* Exercise prompt
Word for word, set down the full listing below.

++++++

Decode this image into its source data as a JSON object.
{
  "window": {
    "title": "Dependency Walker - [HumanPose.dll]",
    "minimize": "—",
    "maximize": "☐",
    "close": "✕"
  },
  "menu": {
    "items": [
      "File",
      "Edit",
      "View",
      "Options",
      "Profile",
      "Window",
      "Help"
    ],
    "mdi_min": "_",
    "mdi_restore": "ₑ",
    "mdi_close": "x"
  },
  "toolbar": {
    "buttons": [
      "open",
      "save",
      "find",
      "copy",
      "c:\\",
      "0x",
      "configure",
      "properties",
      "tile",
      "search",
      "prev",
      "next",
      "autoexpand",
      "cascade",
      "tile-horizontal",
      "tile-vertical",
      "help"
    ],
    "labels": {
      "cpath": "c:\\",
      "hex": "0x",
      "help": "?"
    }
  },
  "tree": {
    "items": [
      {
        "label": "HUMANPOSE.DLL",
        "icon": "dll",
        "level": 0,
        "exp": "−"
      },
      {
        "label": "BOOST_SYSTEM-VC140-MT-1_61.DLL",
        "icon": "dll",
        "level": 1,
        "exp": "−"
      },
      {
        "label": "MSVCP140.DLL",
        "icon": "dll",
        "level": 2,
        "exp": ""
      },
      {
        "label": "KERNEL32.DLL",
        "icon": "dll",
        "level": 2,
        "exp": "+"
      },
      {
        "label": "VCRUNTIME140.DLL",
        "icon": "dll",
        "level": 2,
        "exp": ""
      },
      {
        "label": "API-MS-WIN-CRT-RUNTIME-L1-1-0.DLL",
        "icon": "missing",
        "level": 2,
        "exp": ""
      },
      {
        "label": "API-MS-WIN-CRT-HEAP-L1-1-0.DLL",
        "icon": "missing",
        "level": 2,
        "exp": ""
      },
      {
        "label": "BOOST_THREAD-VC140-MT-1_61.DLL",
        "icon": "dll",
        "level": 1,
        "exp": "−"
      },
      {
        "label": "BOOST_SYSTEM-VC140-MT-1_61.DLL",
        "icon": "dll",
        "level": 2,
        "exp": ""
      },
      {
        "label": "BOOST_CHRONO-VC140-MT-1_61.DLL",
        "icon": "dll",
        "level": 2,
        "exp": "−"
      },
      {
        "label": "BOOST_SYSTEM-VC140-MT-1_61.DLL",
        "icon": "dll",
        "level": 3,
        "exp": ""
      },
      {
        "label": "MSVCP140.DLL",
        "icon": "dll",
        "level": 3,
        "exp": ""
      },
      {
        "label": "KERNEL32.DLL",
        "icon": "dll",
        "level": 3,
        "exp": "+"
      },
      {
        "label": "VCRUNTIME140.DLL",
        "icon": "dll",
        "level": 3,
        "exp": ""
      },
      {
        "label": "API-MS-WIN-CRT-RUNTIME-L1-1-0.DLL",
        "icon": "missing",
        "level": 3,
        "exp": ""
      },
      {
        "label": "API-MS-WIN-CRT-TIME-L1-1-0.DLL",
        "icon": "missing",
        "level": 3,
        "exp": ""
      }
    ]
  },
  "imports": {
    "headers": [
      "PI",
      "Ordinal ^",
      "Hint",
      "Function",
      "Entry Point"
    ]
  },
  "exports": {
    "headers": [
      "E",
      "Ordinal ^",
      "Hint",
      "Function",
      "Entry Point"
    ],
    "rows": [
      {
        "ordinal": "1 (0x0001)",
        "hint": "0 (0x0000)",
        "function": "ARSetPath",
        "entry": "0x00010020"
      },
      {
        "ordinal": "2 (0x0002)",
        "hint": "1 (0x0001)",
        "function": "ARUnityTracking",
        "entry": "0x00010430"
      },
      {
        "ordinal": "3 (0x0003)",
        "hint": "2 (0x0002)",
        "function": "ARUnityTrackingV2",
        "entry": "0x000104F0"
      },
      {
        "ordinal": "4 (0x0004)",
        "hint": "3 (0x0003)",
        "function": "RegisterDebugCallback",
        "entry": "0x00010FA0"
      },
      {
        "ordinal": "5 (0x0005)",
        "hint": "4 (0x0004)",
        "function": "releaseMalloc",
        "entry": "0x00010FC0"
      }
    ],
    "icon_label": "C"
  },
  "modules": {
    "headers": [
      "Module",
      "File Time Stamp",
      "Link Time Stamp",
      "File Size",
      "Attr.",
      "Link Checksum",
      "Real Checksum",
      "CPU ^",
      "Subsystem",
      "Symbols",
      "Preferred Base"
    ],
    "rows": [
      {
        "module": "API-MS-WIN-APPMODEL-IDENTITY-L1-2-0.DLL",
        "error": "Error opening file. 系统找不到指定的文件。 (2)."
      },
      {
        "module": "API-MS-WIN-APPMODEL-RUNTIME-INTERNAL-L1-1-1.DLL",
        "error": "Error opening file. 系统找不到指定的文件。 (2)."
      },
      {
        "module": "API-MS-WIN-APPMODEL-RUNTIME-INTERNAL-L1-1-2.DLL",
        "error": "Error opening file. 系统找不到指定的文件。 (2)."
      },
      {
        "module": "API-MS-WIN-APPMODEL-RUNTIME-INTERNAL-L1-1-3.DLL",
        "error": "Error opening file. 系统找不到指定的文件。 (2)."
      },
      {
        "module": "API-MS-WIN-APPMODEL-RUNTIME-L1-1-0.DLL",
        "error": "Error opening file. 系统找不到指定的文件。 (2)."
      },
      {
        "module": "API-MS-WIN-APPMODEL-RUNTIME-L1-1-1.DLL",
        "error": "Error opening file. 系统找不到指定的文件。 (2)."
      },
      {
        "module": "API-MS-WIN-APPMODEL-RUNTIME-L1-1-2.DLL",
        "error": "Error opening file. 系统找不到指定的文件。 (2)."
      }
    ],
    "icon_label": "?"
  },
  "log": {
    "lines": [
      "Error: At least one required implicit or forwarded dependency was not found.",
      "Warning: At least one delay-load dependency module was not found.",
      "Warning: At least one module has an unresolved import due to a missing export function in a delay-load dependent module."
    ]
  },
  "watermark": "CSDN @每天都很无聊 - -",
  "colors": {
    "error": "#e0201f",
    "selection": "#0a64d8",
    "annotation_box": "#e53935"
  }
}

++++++

* Task result
Decode this image into its source data as a JSON object.
{
  "window": {
    "title": "Dependency Walker - [HumanPose.dll]",
    "minimize": "—",
    "maximize": "☐",
    "close": "✕"
  },
  "menu": {
    "items": [
      "File",
      "Edit",
      "View",
      "Options",
      "Profile",
      "Window",
      "Help"
    ],
    "mdi_min": "_",
    "mdi_restore": "ₑ",
    "mdi_close": "x"
  },
  "toolbar": {
    "buttons": [
      "open",
      "save",
      "find",
      "copy",
      "c:\\",
      "0x",
      "configure",
      "properties",
      "tile",
      "search",
      "prev",
      "next",
      "autoexpand",
      "cascade",
      "tile-horizontal",
      "tile-vertical",
      "help"
    ],
    "labels": {
      "cpath": "c:\\",
      "hex": "0x",
      "help": "?"
    }
  },
  "tree": {
    "items": [
      {
        "label": "HUMANPOSE.DLL",
        "icon": "dll",
        "level": 0,
        "exp": "−"
      },
      {
        "label": "BOOST_SYSTEM-VC140-MT-1_61.DLL",
        "icon": "dll",
        "level": 1,
        "exp": "−"
      },
      {
        "label": "MSVCP140.DLL",
        "icon": "dll",
        "level": 2,
        "exp": ""
      },
      {
        "label": "KERNEL32.DLL",
        "icon": "dll",
        "level": 2,
        "exp": "+"
      },
      {
        "label": "VCRUNTIME140.DLL",
        "icon": "dll",
        "level": 2,
        "exp": ""
      },
      {
        "label": "API-MS-WIN-CRT-RUNTIME-L1-1-0.DLL",
        "icon": "missing",
        "level": 2,
        "exp": ""
      },
      {
        "label": "API-MS-WIN-CRT-HEAP-L1-1-0.DLL",
        "icon": "missing",
        "level": 2,
        "exp": ""
      },
      {
        "label": "BOOST_THREAD-VC140-MT-1_61.DLL",
        "icon": "dll",
        "level": 1,
        "exp": "−"
      },
      {
        "label": "BOOST_SYSTEM-VC140-MT-1_61.DLL",
        "icon": "dll",
        "level": 2,
        "exp": ""
      },
      {
        "label": "BOOST_CHRONO-VC140-MT-1_61.DLL",
        "icon": "dll",
        "level": 2,
        "exp": "−"
      },
      {
        "label": "BOOST_SYSTEM-VC140-MT-1_61.DLL",
        "icon": "dll",
        "level": 3,
        "exp": ""
      },
      {
        "label": "MSVCP140.DLL",
        "icon": "dll",
        "level": 3,
        "exp": ""
      },
      {
        "label": "KERNEL32.DLL",
        "icon": "dll",
        "level": 3,
        "exp": "+"
      },
      {
        "label": "VCRUNTIME140.DLL",
        "icon": "dll",
        "level": 3,
        "exp": ""
      },
      {
        "label": "API-MS-WIN-CRT-RUNTIME-L1-1-0.DLL",
        "icon": "missing",
        "level": 3,
        "exp": ""
      },
      {
        "label": "API-MS-WIN-CRT-TIME-L1-1-0.DLL",
        "icon": "missing",
        "level": 3,
        "exp": ""
      }
    ]
  },
  "imports": {
    "headers": [
      "PI",
      "Ordinal ^",
      "Hint",
      "Function",
      "Entry Point"
    ]
  },
  "exports": {
    "headers": [
      "E",
      "Ordinal ^",
      "Hint",
      "Function",
      "Entry Point"
    ],
    "rows": [
      {
        "ordinal": "1 (0x0001)",
        "hint": "0 (0x0000)",
        "function": "ARSetPath",
        "entry": "0x00010020"
      },
      {
        "ordinal": "2 (0x0002)",
        "hint": "1 (0x0001)",
        "function": "ARUnityTracking",
        "entry": "0x00010430"
      },
      {
        "ordinal": "3 (0x0003)",
        "hint": "2 (0x0002)",
        "function": "ARUnityTrackingV2",
        "entry": "0x000104F0"
      },
      {
        "ordinal": "4 (0x0004)",
        "hint": "3 (0x0003)",
        "function": "RegisterDebugCallback",
        "entry": "0x00010FA0"
      },
      {
        "ordinal": "5 (0x0005)",
        "hint": "4 (0x0004)",
        "function": "releaseMalloc",
        "entry": "0x00010FC0"
      }
    ],
    "icon_label": "C"
  },
  "modules": {
    "headers": [
      "Module",
      "File Time Stamp",
      "Link Time Stamp",
      "File Size",
      "Attr.",
      "Link Checksum",
      "Real Checksum",
      "CPU ^",
      "Subsystem",
      "Symbols",
      "Preferred Base"
    ],
    "rows": [
      {
        "module": "API-MS-WIN-APPMODEL-IDENTITY-L1-2-0.DLL",
        "error": "Error opening file. 系统找不到指定的文件。 (2)."
      },
      {
        "module": "API-MS-WIN-APPMODEL-RUNTIME-INTERNAL-L1-1-1.DLL",
        "error": "Error opening file. 系统找不到指定的文件。 (2)."
      },
      {
        "module": "API-MS-WIN-APPMODEL-RUNTIME-INTERNAL-L1-1-2.DLL",
        "error": "Error opening file. 系统找不到指定的文件。 (2)."
      },
      {
        "module": "API-MS-WIN-APPMODEL-RUNTIME-INTERNAL-L1-1-3.DLL",
        "error": "Error opening file. 系统找不到指定的文件。 (2)."
      },
      {
        "module": "API-MS-WIN-APPMODEL-RUNTIME-L1-1-0.DLL",
        "error": "Error opening file. 系统找不到指定的文件。 (2)."
      },
      {
        "module": "API-MS-WIN-APPMODEL-RUNTIME-L1-1-1.DLL",
        "error": "Error opening file. 系统找不到指定的文件。 (2)."
      },
      {
        "module": "API-MS-WIN-APPMODEL-RUNTIME-L1-1-2.DLL",
        "error": "Error opening file. 系统找不到指定的文件。 (2)."
      }
    ],
    "icon_label": "?"
  },
  "log": {
    "lines": [
      "Error: At least one required implicit or forwarded dependency was not found.",
      "Warning: At least one delay-load dependency module was not found.",
      "Warning: At least one module has an unresolved import due to a missing export function in a delay-load dependent module."
    ]
  },
  "watermark": "CSDN @每天都很无聊 - -",
  "colors": {
    "error": "#e0201f",
    "selection": "#0a64d8",
    "annotation_box": "#e53935"
  }
}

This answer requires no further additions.